FDR Library

Fast forward several years, and no one else had written a book about the WRB. I contacted my former professor, who encouraged me to do more research on my old topic. Ironically, shortly after I wrote my thesis, a major project to collect the papers of the War Refugee Board was completed. I discovered that I could borrow microfilm from the Library of Congress and read the actual memos that FDR and Board representatives wrote. I spent at least a year of my life looking through those documents, and then I visited the FDR library in Hyde Park because I couldn’t borrow everything I needed. (The picture on the top of my blog and in this post is of me outside the library. I was one relieved researcher)!

My book wasn’t going to rehash my thesis, however. After studying the memos and other government documents related to the Board, I made an interesting discovery. Not only did the members of the War Refugee Board save Jews, but they also made an impact on American foreign policy that continues today. As I mentioned in a previous post, I hoped for a publishing contract, but decided to self-publish when that didn’t happen. Hopefully self-publishing will make my work available to the largest possible number of people, since that always was my main goal.

Why I Decided to Self-Publish My History Book

After sending my manuscript to both academic and small presses, I have decided to self-publish my book on America and the Holocaust. (Specifically, it’s about the War Refugee Board—a government agency created by President Franklin Roosevelt whose members tried to save Jews who were still alive in Europe in 1944). While all of these publishers said “no,” they did not say, “this book is badly written” or “the topic is boring.” Instead, I got objections that I believe I can overcome with self-publishing. I listed a handful of them below.

Objection One: This is not a good fit for our list.

As a self-publisher, the only list I have is for books written by me. Some editors were nice enough to recommend other places where I might send my manuscript, though those presses had other objections.

Objection Two: Investing in a new author is risky.

As my uncle would say, a bus could hit any one of us tomorrow. His point? Life is inherently risky. I’ve read that self-publishing is risky, too, but I decided to defer to my uncle.

Objection Three: The book is too short.

My book and I prefer to be called vertically challenged…I’m kidding. Still, if I self-publish, length doesn’t matter. Having a shorter book will probably make the process a bit more affordable. As someone who also reads books, I appreciate writers who use as much space as they need to tell their stories–no more, no less.

Objection Four: People who do not have PhDs in History could understand this book.

I know some really wonderful people with PhDs, but I don’t want to limit my book’s audience to people who a. have PhDs in History and b. are interested in the Holocaust and/or President Roosevelt’s administration. Since most people don’t know much about what the members of the War Refugee Board accomplished, I want as many people as possible to understand it.

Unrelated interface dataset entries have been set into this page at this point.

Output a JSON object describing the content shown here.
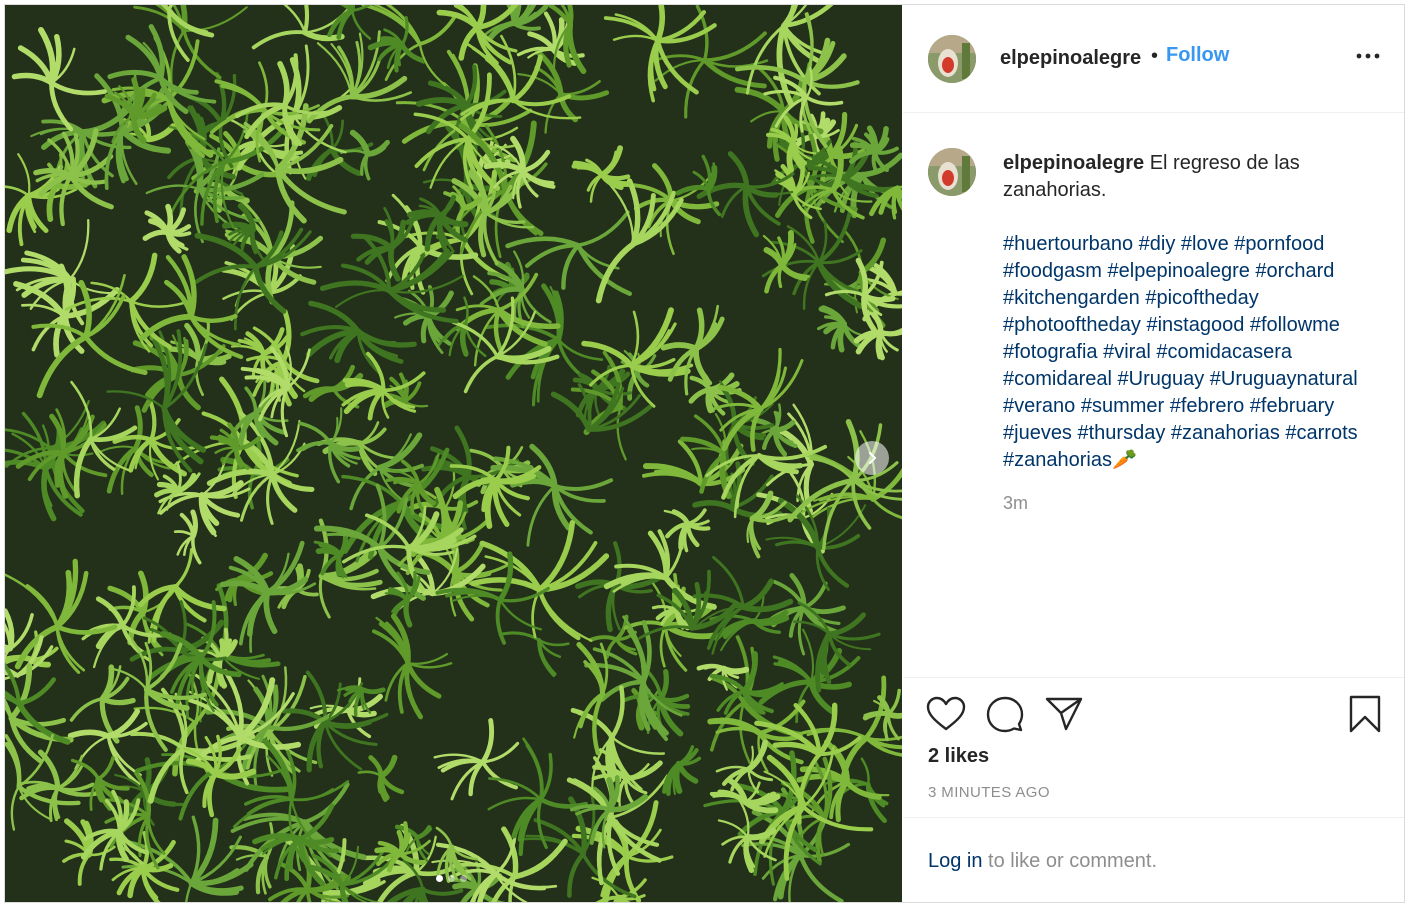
{
  "post": {
    "username": "elpepinoalegre",
    "separator": "•",
    "follow_label": "Follow",
    "more_icon": "more-horizontal-icon"
  },
  "caption": {
    "username": "elpepinoalegre",
    "text": "El regreso de las zanahorias.",
    "hashtag_lines": [
      "#huertourbano #diy #love #pornfood",
      "#foodgasm #elpepinoalegre #orchard",
      "#kitchengarden #picoftheday",
      "#photooftheday #instagood #followme",
      "#fotografia #viral #comidacasera",
      "#comidareal #Uruguay #Uruguaynatural",
      "#verano #summer #febrero #february",
      "#jueves #thursday #zanahorias #carrots",
      "#zanahorias🥕"
    ],
    "time": "3m"
  },
  "engagement": {
    "likes": "2 likes",
    "timestamp": "3 MINUTES AGO"
  },
  "footer": {
    "login_link": "Log in",
    "login_rest": " to like or comment."
  },
  "icons": {
    "like": "heart-icon",
    "comment": "comment-icon",
    "share": "paper-plane-icon",
    "save": "bookmark-icon",
    "next": "chevron-right-icon"
  },
  "colors": {
    "link_blue": "#3897f0",
    "hashtag": "#003569",
    "text": "#262626",
    "muted": "#8e8e8e"
  },
  "carousel": {
    "slide_count": 3,
    "active_index": 0
  }
}
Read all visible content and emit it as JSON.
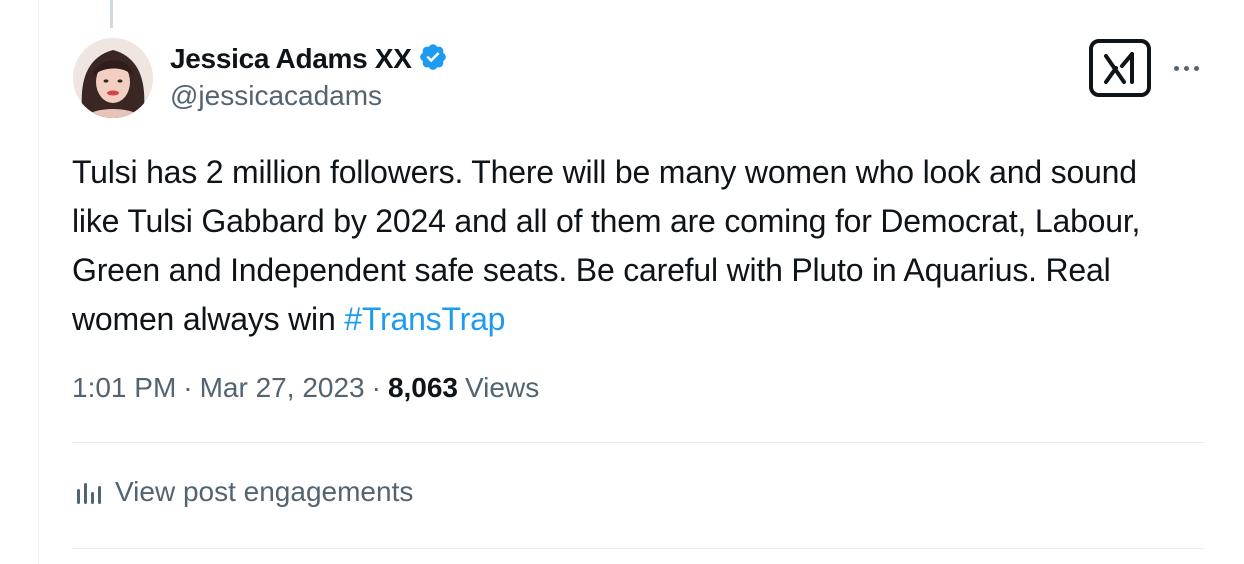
{
  "author": {
    "display_name": "Jessica Adams XX",
    "handle": "@jessicacadams",
    "verified": true
  },
  "tweet": {
    "text_before_hashtag": "Tulsi has 2 million followers. There will be many women who look and sound like Tulsi Gabbard by 2024 and all of them are coming for Democrat, Labour, Green and Independent safe seats. Be careful with Pluto in Aquarius.  Real women always win ",
    "hashtag": "#TransTrap"
  },
  "meta": {
    "time": "1:01 PM",
    "separator": "·",
    "date": "Mar 27, 2023",
    "views_count": "8,063",
    "views_label": "Views"
  },
  "engagements": {
    "label": "View post engagements"
  },
  "icons": {
    "verified": "verified-badge-icon",
    "grok": "grok-icon",
    "more": "more-dots-icon",
    "analytics": "analytics-icon"
  },
  "colors": {
    "accent": "#1d9bf0",
    "text_primary": "#0f1419",
    "text_secondary": "#536471",
    "divider": "#e6ecf0"
  }
}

So, that tells you why I’m self-publishing my book. How I’m going to self-publish is still a work in progress. I’ll have more on that topic later on, as well as more general history posts.

If you’ve self-published or are working on a self-published project, what made you decide to do it?